FEW universities boast squid on their dining hall menus. Fewer still can brag that students will actually eat it. Such exotic fare is only one way Hannelore Dawson tries to ``get the instituition out of institution food'' at the University of New Hampshire in Durham, N.H., where she is nutrition services manager.
Other methods she uses to intrigue diners include having microwave ovens available for do-it-yourself cooking; using morning ``poker games,'' where students take a chance on what delicacy they'll get for breakfast, to encourage better breakfast eating; and inviting nationally known gourmet teachers to cook and lecture on campus.
Mrs. Dawson also started the publication of a weekly newsletter titled ``Scoop'' to give students a preview of good things to come in the dining halls. It's one of several strategies to erase the ``bad food'' reputation that plagues most large dining-room operations.

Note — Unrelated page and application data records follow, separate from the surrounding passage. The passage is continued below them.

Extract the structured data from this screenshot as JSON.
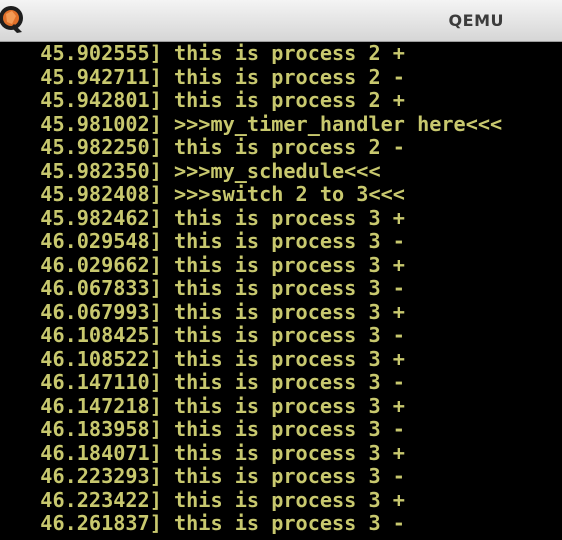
{
  "window": {
    "title": "QEMU",
    "icon": "qemu-logo-icon"
  },
  "console": {
    "lines": [
      "  45.902555] this is process 2 +",
      "  45.942711] this is process 2 -",
      "  45.942801] this is process 2 +",
      "  45.981002] >>>my_timer_handler here<<<",
      "  45.982250] this is process 2 -",
      "  45.982350] >>>my_schedule<<<",
      "  45.982408] >>>switch 2 to 3<<<",
      "  45.982462] this is process 3 +",
      "  46.029548] this is process 3 -",
      "  46.029662] this is process 3 +",
      "  46.067833] this is process 3 -",
      "  46.067993] this is process 3 +",
      "  46.108425] this is process 3 -",
      "  46.108522] this is process 3 +",
      "  46.147110] this is process 3 -",
      "  46.147218] this is process 3 +",
      "  46.183958] this is process 3 -",
      "  46.184071] this is process 3 +",
      "  46.223293] this is process 3 -",
      "  46.223422] this is process 3 +",
      "  46.261837] this is process 3 -"
    ],
    "text_color": "#c8c86e",
    "background": "#000000"
  }
}
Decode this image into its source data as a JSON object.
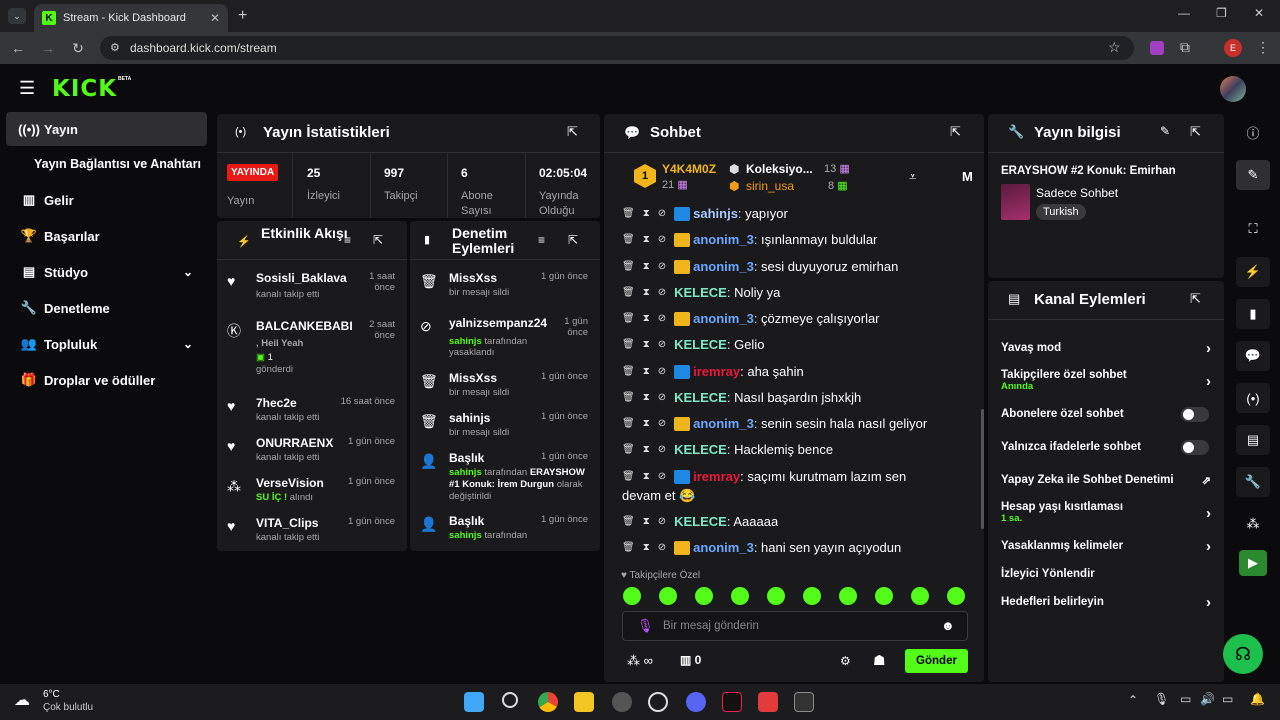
{
  "browser": {
    "tab_title": "Stream - Kick Dashboard",
    "url": "dashboard.kick.com/stream",
    "profile_initial": "E"
  },
  "header": {
    "logo": "KICK",
    "beta": "BETA"
  },
  "sidebar": {
    "items": [
      {
        "label": "Yayın",
        "icon": "broadcast-icon"
      },
      {
        "label": "Yayın Bağlantısı ve Anahtarı"
      },
      {
        "label": "Gelir",
        "icon": "chart-icon"
      },
      {
        "label": "Başarılar",
        "icon": "trophy-icon"
      },
      {
        "label": "Stüdyo",
        "icon": "studio-icon"
      },
      {
        "label": "Denetleme",
        "icon": "wrench-icon"
      },
      {
        "label": "Topluluk",
        "icon": "users-icon"
      },
      {
        "label": "Droplar ve ödüller",
        "icon": "gift-icon"
      }
    ]
  },
  "stats": {
    "title": "Yayın İstatistikleri",
    "live": "YAYINDA",
    "live_label": "Yayın",
    "items": [
      {
        "value": "25",
        "label": "İzleyici"
      },
      {
        "value": "997",
        "label": "Takipçi"
      },
      {
        "value": "6",
        "label": "Abone Sayısı"
      },
      {
        "value": "02:05:04",
        "label": "Yayında Olduğu"
      }
    ]
  },
  "activity": {
    "title": "Etkinlik Akışı",
    "items": [
      {
        "name": "Sosisli_Baklava",
        "time": "1 saat önce",
        "desc": "kanalı takip etti"
      },
      {
        "name": "BALCANKEBABI",
        "time": "2 saat önce",
        "line1": ", Heil Yeah",
        "line2": "1",
        "line3": "gönderdi"
      },
      {
        "name": "7hec2e",
        "time": "16 saat önce",
        "desc": "kanalı takip etti"
      },
      {
        "name": "ONURRAENX",
        "time": "1 gün önce",
        "desc": "kanalı takip etti"
      },
      {
        "name": "VerseVision",
        "time": "1 gün önce",
        "hl": "SU İÇ !",
        "desc": "alındı"
      },
      {
        "name": "VITA_Clips",
        "time": "1 gün önce",
        "desc": "kanalı takip etti"
      }
    ]
  },
  "moderation": {
    "title": "Denetim Eylemleri",
    "items": [
      {
        "name": "MissXss",
        "time": "1 gün önce",
        "desc": "bir mesajı sildi"
      },
      {
        "name": "yalnizsempanz24",
        "time": "1 gün önce",
        "by": "sahinjs",
        "desc": "tarafından yasaklandı"
      },
      {
        "name": "MissXss",
        "time": "1 gün önce",
        "desc": "bir mesajı sildi"
      },
      {
        "name": "sahinjs",
        "time": "1 gün önce",
        "desc": "bir mesajı sildi"
      },
      {
        "name": "Başlık",
        "time": "1 gün önce",
        "by": "sahinjs",
        "desc": "tarafından",
        "title_text": "ERAYSHOW #1 Konuk: İrem Durgun",
        "suffix": "olarak değiştirildi"
      },
      {
        "name": "Başlık",
        "time": "1 gün önce",
        "by": "sahinjs",
        "desc": "tarafından"
      }
    ]
  },
  "chat": {
    "title": "Sohbet",
    "top": {
      "user1": "Y4K4M0Z",
      "user1_rank": "1",
      "user1_count": "21",
      "user2": "Koleksiyo...",
      "user2_count": "13",
      "user3": "sirin_usa",
      "user3_count": "8",
      "extra": "M"
    },
    "messages": [
      {
        "user": "sahinjs",
        "color": "#a7c7ff",
        "text": ": yapıyor",
        "badge": "mod"
      },
      {
        "user": "anonim_3",
        "color": "#6aa7ff",
        "text": ": ışınlanmayı buldular",
        "badge": "crown"
      },
      {
        "user": "anonim_3",
        "color": "#6aa7ff",
        "text": ": sesi duyuyoruz emirhan",
        "badge": "crown"
      },
      {
        "user": "KELECE",
        "color": "#7ce8c5",
        "text": ": Noliy ya",
        "badge": ""
      },
      {
        "user": "anonim_3",
        "color": "#6aa7ff",
        "text": ": çözmeye çalışıyorlar",
        "badge": "crown"
      },
      {
        "user": "KELECE",
        "color": "#7ce8c5",
        "text": ": Gelio",
        "badge": ""
      },
      {
        "user": "iremray",
        "color": "#e8173c",
        "text": ": aha şahin",
        "badge": "mod"
      },
      {
        "user": "KELECE",
        "color": "#7ce8c5",
        "text": ": Nasıl başardın jshxkjh",
        "badge": ""
      },
      {
        "user": "anonim_3",
        "color": "#6aa7ff",
        "text": ": senin sesin hala nasıl geliyor",
        "badge": "crown"
      },
      {
        "user": "KELECE",
        "color": "#7ce8c5",
        "text": ": Hacklemiş bence",
        "badge": ""
      },
      {
        "user": "iremray",
        "color": "#e8173c",
        "text": ": saçımı kurutmam lazım sen",
        "badge": "mod"
      },
      {
        "user": "KELECE",
        "color": "#7ce8c5",
        "text": ": Aaaaaa",
        "badge": ""
      },
      {
        "user": "anonim_3",
        "color": "#6aa7ff",
        "text": ": hani sen yayın açıyodun",
        "badge": "crown"
      }
    ],
    "wrap_text": "devam et 😂",
    "followers_label": "Takipçilere Özel",
    "input_placeholder": "Bir mesaj gönderin",
    "points": "0",
    "infinity": "∞",
    "send": "Gönder"
  },
  "info": {
    "title": "Yayın bilgisi",
    "stream_title": "ERAYSHOW #2 Konuk: Emirhan",
    "category": "Sadece Sohbet",
    "tag": "Turkish"
  },
  "channel": {
    "title": "Kanal Eylemleri",
    "items": [
      {
        "label": "Yavaş mod",
        "kind": "chev"
      },
      {
        "label": "Takipçilere özel sohbet",
        "sub": "Anında",
        "kind": "chev"
      },
      {
        "label": "Abonelere özel sohbet",
        "kind": "toggle"
      },
      {
        "label": "Yalnızca ifadelerle sohbet",
        "kind": "toggle"
      },
      {
        "label": "Yapay Zeka ile Sohbet Denetimi",
        "kind": "ext"
      },
      {
        "label": "Hesap yaşı kısıtlaması",
        "sub": "1 sa.",
        "kind": "chev"
      },
      {
        "label": "Yasaklanmış kelimeler",
        "kind": "chev"
      },
      {
        "label": "İzleyici Yönlendir",
        "kind": "none"
      },
      {
        "label": "Hedefleri belirleyin",
        "kind": "chev"
      }
    ]
  },
  "taskbar": {
    "temp": "6°C",
    "weather": "Çok bulutlu"
  },
  "colors": {
    "accent": "#53fc18",
    "live": "#e91916",
    "panel": "#1a1a1c"
  }
}
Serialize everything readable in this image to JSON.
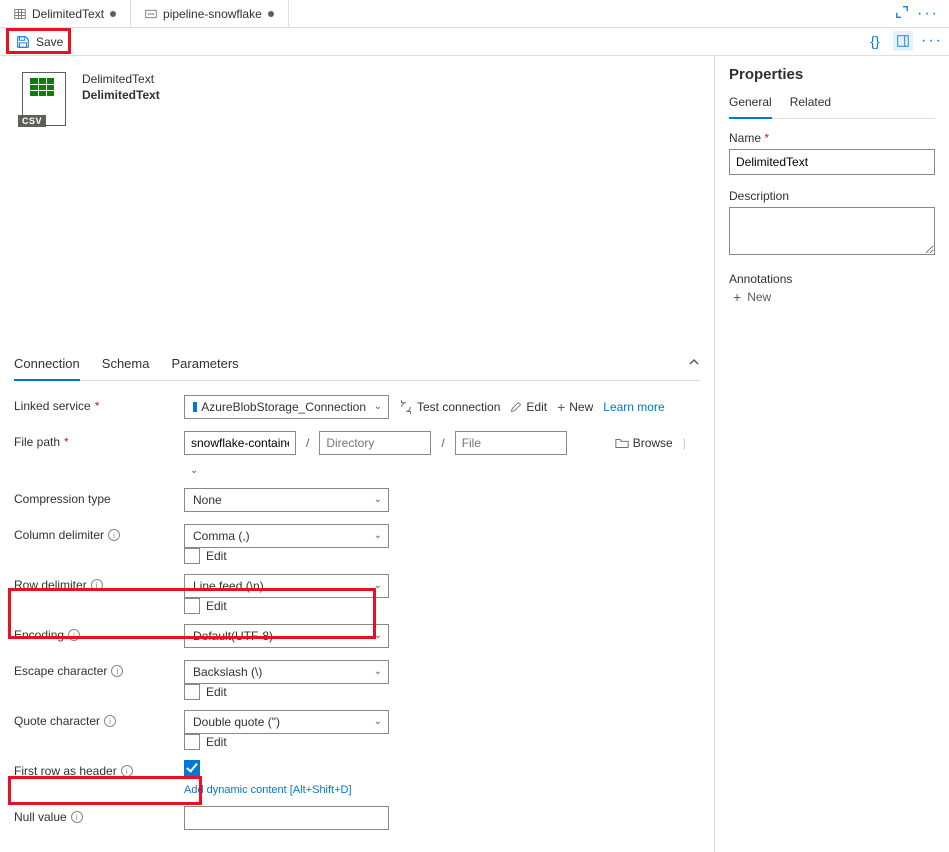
{
  "tabs": [
    {
      "label": "DelimitedText",
      "modified": true
    },
    {
      "label": "pipeline-snowflake",
      "modified": true
    }
  ],
  "toolbar": {
    "save_label": "Save"
  },
  "dataset": {
    "type_label": "DelimitedText",
    "name": "DelimitedText"
  },
  "section_tabs": {
    "connection": "Connection",
    "schema": "Schema",
    "parameters": "Parameters"
  },
  "form": {
    "linked_service_label": "Linked service",
    "linked_service_value": "AzureBlobStorage_Connection",
    "test_connection": "Test connection",
    "edit": "Edit",
    "new": "New",
    "learn_more": "Learn more",
    "file_path_label": "File path",
    "fp_container": "snowflake-container",
    "fp_dir_placeholder": "Directory",
    "fp_file_placeholder": "File",
    "browse": "Browse",
    "compression_label": "Compression type",
    "compression_value": "None",
    "col_delim_label": "Column delimiter",
    "col_delim_value": "Comma (,)",
    "row_delim_label": "Row delimiter",
    "row_delim_value": "Line feed (\\n)",
    "encoding_label": "Encoding",
    "encoding_value": "Default(UTF-8)",
    "escape_label": "Escape character",
    "escape_value": "Backslash (\\)",
    "quote_label": "Quote character",
    "quote_value": "Double quote (\")",
    "first_row_label": "First row as header",
    "dyn_content": "Add dynamic content [Alt+Shift+D]",
    "null_label": "Null value",
    "edit_cb": "Edit"
  },
  "properties": {
    "panel_title": "Properties",
    "tabs": {
      "general": "General",
      "related": "Related"
    },
    "name_label": "Name",
    "name_value": "DelimitedText",
    "desc_label": "Description",
    "ann_label": "Annotations",
    "new": "New"
  }
}
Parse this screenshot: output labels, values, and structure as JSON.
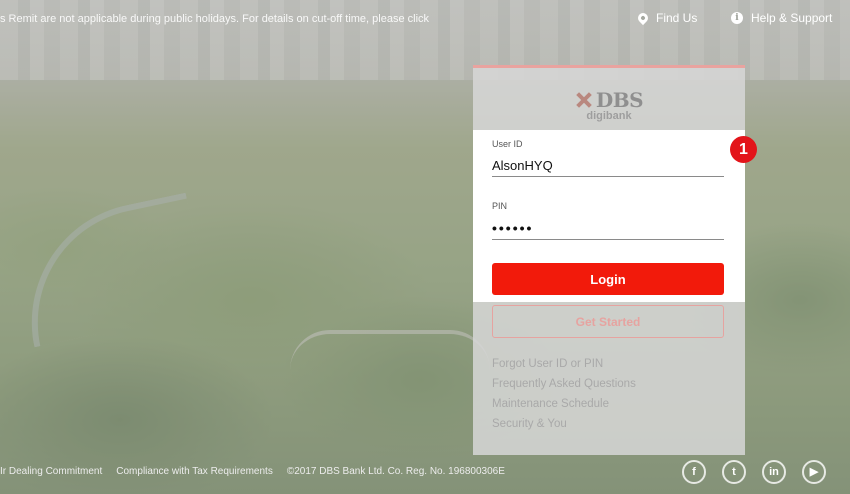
{
  "topbar": {
    "notice": "s Remit are not applicable during public holidays. For details on cut-off time, please click",
    "find_us": "Find Us",
    "help": "Help & Support",
    "find_icon": "location-pin-icon",
    "help_icon": "info-icon"
  },
  "logo": {
    "brand": "DBS",
    "sub": "digibank"
  },
  "form": {
    "user_label": "User ID",
    "user_value": "AlsonHYQ",
    "pin_label": "PIN",
    "pin_value": "••••••",
    "login_label": "Login",
    "get_started_label": "Get Started"
  },
  "links": [
    "Forgot User ID or PIN",
    "Frequently Asked Questions",
    "Maintenance Schedule",
    "Security & You"
  ],
  "step_badge": "1",
  "footer": {
    "items": [
      "Ir Dealing Commitment",
      "Compliance with Tax Requirements",
      "©2017 DBS Bank Ltd. Co. Reg. No. 196800306E"
    ]
  },
  "social": [
    "facebook-icon",
    "twitter-icon",
    "linkedin-icon",
    "youtube-icon"
  ],
  "colors": {
    "accent": "#f21a0b",
    "badge": "#e3141a",
    "panel_border": "#e9a39f"
  }
}
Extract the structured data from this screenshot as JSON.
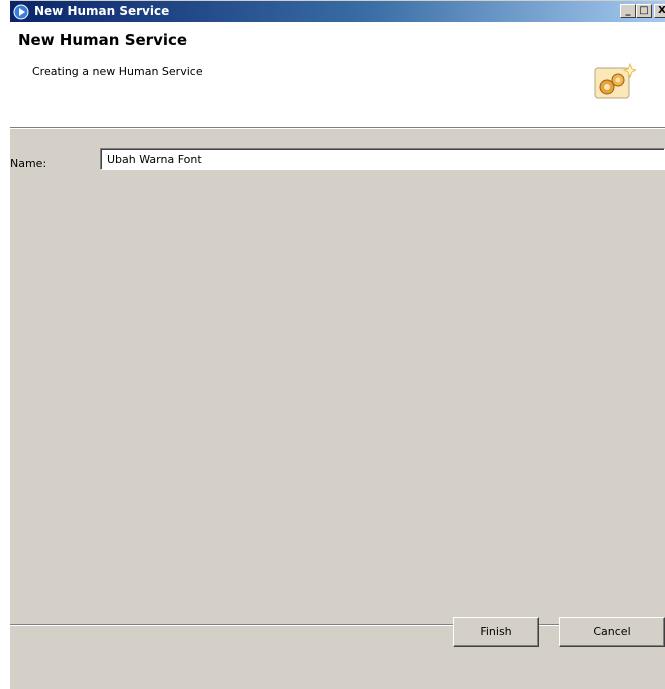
{
  "window": {
    "title": "New Human Service",
    "controls": {
      "minimize": "_",
      "maximize": "□",
      "close": "X"
    }
  },
  "header": {
    "title": "New Human Service",
    "description": "Creating a new Human Service",
    "icon": "wizard-gears-icon"
  },
  "form": {
    "name_label": "Name:",
    "name_value": "Ubah Warna Font"
  },
  "buttons": {
    "finish": "Finish",
    "cancel": "Cancel"
  },
  "colors": {
    "titlebar_start": "#0a246a",
    "titlebar_end": "#a6caf0",
    "dialog_bg": "#d4d0c8"
  }
}
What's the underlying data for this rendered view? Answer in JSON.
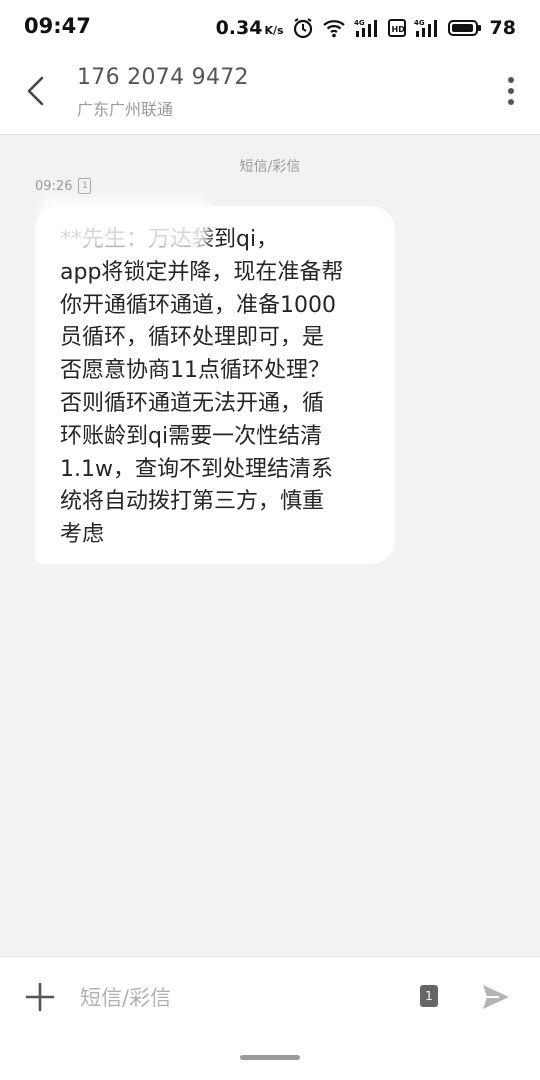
{
  "status_bar": {
    "time": "09:47",
    "net_speed": "0.34",
    "net_unit": "K/s",
    "battery": "78"
  },
  "header": {
    "contact_number": "176 2074 9472",
    "contact_region": "广东广州联通"
  },
  "conversation": {
    "type_label": "短信/彩信",
    "message": {
      "time": "09:26",
      "sim": "1",
      "text": "**先生：万达袋到qi，\napp将锁定并降，现在准备帮\n你开通循环通道，准备1000\n员循环，循环处理即可，是\n否愿意协商11点循环处理？\n否则循环通道无法开通，循\n环账龄到qi需要一次性结清\n1.1w，查询不到处理结清系\n统将自动拨打第三方，慎重\n考虑"
    }
  },
  "input_bar": {
    "placeholder": "短信/彩信",
    "sim": "1"
  },
  "colors": {
    "background": "#f2f2f2",
    "bubble": "#ffffff",
    "header": "#ffffff",
    "secondary_text": "#9b9b9b"
  }
}
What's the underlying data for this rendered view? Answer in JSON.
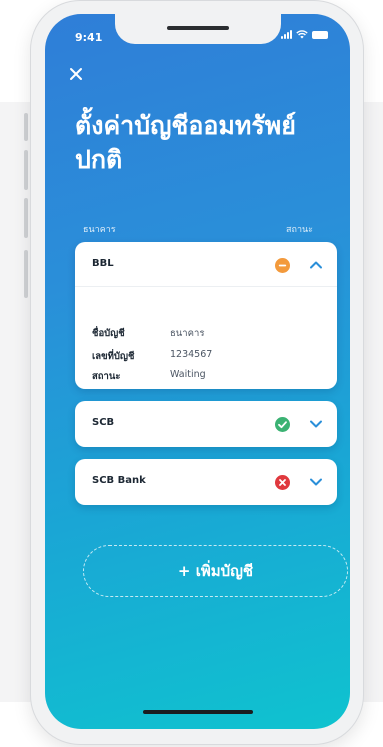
{
  "status_bar": {
    "time": "9:41"
  },
  "page": {
    "title": "ตั้งค่าบัญชีออมทรัพย์ปกติ"
  },
  "columns": {
    "bank": "ธนาคาร",
    "status": "สถานะ"
  },
  "accounts": [
    {
      "bank": "BBL",
      "status_icon": "minus-circle-icon",
      "status_color": "#f39a3c",
      "expanded": true,
      "details": [
        {
          "label": "ชื่อบัญชี",
          "value": "ธนาคาร"
        },
        {
          "label": "เลขที่บัญชี",
          "value": "1234567"
        },
        {
          "label": "สถานะ",
          "value": "Waiting"
        }
      ]
    },
    {
      "bank": "SCB",
      "status_icon": "check-circle-icon",
      "status_color": "#3bb273",
      "expanded": false
    },
    {
      "bank": "SCB Bank",
      "status_icon": "x-circle-icon",
      "status_color": "#e0393e",
      "expanded": false
    }
  ],
  "actions": {
    "add_account": "+ เพิ่มบัญชี"
  },
  "colors": {
    "gradient_top": "#2f7ed8",
    "gradient_bottom": "#0fc3cf",
    "accent": "#2a8fd9"
  }
}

``Feeding large groups in an institution is always a problem because we start with a negative image,'' Dawson explains. ``But the problem is often not the food's quality, but the quantity and the service.''
In serving a clientele of more than 5,000 students who live on campus in residence halls, plus a growing number of off-campus students, faculty, and staff, Dawson says she relies on the basics with a little creativity on the side. The creativity turns up at special dinners with uncommon foods such as squid.
``We had tested the squid with our student food committee and they didn't like it,'' Dawson says. ``They said students would never eat it. Well, the squid was gone in half an hour.
``Students are getting more sophisticated and adventurous,'' she says. ``They'll usually try anything new.''
Choices have expanded since their parents' college days, when meals like meat loaf and mashed potatoes were standard, Dawson points out. Now, a typical lunch might include French onion soup, shaved roast beef sandwiches, or stuffed green peppers. For dinner, the choice is sirloin tips with peppers, Chinese spare ribs, or meatless moussaka.
``I've always felt that food can be prepared perfectly, no matter how large the quantity,'' Dawson says. ``Even if they come to dinner with 2,000 others, students here know the meal has been prepared with them in mind.''
Garnishes are fresh, homemade bread is available, and servers place, rather than toss, food on plates and trays.
Dawson's latest promotion is the ``Great Cooks on Campus'' series, with French gourmet Madeleine Kamman as the first guest. The second will be Franco and Margaret Romagnoli, chefs of ``The Romagnoli's Table,'' a PBS television series and owners of a Boston restaurant with the same name.
Dawson points out that gourmet dining does not necessarily mean fancy food. ``There are a lot of cooks who are doing strange things with their food. They're playing with it,'' she says.``I don't like food that looks like it's been handled by 10 people.
``I like food that looks like food, although when entertaining at home I like to cook something fancy.''
Fast, simply prepared foods are usual week night fare at the Dawson household. Dawson says her children's tastes are not unlike those of typical university diners.
``My daughter will try anything,'' she says. ``My son is more into simple food - like hamburgers and French fries.''
Phyllis Hanes is the Monitor's food editor.